  28. ^ Forget the Film, Watch the Titles. Showcasing the Very Best in Title Design. http://www.watchthetitles.com/articles/00205-The_Fearless_Vampire_Killers Retrieved 7 December 2014.
  29. ^ Forget the Film, Watch the Titles. Showcasing the Very Best in Title Design. http://www.watchthetitles.com/articles/00205-The_Fearless_Vampire_Killers Retrieved 7 December 2014.
  30. ^ Forget the Film, Watch the Titles. Showcasing the Very Best in Title Design. http://www.watchthetitles.com/articles/00205-The_Fearless_Vampire_Killers Retrieved 7 December 2014.
  31. ^ Forget the Film, Watch the Titles. Showcasing the Very Best in Title Design. http://www.watchthetitles.com/articles/00205-The_Fearless_Vampire_Killers Retrieved 7 December 2014.
  32. ^ Forget the Film, Watch the Titles.

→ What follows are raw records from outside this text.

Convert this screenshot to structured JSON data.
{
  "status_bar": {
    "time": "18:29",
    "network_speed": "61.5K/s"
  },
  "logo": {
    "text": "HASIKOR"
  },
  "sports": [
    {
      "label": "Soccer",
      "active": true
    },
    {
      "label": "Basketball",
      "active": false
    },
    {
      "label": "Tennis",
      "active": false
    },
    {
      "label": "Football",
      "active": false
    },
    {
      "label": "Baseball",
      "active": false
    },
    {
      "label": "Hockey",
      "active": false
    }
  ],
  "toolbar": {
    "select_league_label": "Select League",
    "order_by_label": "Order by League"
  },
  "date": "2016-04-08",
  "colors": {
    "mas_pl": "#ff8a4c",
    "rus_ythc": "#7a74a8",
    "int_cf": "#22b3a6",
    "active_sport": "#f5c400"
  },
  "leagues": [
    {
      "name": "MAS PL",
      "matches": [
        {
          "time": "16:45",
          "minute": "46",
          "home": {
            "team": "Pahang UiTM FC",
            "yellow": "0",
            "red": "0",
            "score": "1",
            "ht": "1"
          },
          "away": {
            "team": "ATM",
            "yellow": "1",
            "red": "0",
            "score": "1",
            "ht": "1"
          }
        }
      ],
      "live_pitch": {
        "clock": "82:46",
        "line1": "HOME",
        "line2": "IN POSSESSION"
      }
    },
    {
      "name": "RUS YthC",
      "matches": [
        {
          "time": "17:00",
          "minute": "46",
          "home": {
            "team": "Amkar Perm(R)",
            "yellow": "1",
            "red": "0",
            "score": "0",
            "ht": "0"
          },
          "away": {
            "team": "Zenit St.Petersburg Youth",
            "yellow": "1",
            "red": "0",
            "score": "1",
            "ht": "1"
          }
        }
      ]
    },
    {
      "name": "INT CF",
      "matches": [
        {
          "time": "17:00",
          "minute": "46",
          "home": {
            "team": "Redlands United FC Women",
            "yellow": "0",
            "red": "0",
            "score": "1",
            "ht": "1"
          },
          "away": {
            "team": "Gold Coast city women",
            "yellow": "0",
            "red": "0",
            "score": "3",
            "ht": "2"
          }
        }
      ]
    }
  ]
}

Showcasing the Very Best in Title Design. http://www.watchthetitles.com/articles/00205-The_Fearless_Vampire_Killers Retrieved 7 December 2014.
  33. ^ The Fearless Vampire Killers (Motion picture) credits: Polanski, Roman
  34. ^ The Fearless Vampire Killers (Motion picture) credits: Polanski, Roman
  35. ^ Vampireworld.com Film Pages: "Die Einsteiger" (German). Retrieved December 27, 2013.

References[edit]

External links[edit]